BEGIN Listed records

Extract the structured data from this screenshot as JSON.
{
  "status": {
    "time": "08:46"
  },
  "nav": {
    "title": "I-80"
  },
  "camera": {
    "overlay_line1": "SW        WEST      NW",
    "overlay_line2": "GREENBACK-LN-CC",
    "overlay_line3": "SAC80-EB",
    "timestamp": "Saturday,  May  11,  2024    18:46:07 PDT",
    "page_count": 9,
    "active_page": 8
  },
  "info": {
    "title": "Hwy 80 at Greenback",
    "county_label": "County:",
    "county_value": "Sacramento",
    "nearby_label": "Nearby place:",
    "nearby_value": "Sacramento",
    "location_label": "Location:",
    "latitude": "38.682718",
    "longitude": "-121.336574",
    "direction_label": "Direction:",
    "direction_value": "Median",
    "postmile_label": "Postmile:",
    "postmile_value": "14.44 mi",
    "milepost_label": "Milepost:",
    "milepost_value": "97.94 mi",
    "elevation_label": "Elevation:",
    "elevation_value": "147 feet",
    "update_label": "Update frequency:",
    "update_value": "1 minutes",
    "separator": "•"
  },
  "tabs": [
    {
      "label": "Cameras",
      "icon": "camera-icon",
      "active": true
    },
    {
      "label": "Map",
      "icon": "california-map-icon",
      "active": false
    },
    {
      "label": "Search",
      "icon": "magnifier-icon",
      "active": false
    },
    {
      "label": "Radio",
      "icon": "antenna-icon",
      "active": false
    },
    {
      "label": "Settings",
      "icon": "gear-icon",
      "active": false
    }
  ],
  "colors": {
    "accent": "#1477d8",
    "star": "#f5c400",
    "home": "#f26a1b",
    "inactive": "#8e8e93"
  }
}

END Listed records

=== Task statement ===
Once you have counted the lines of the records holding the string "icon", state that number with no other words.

=== Finished exercise ===
5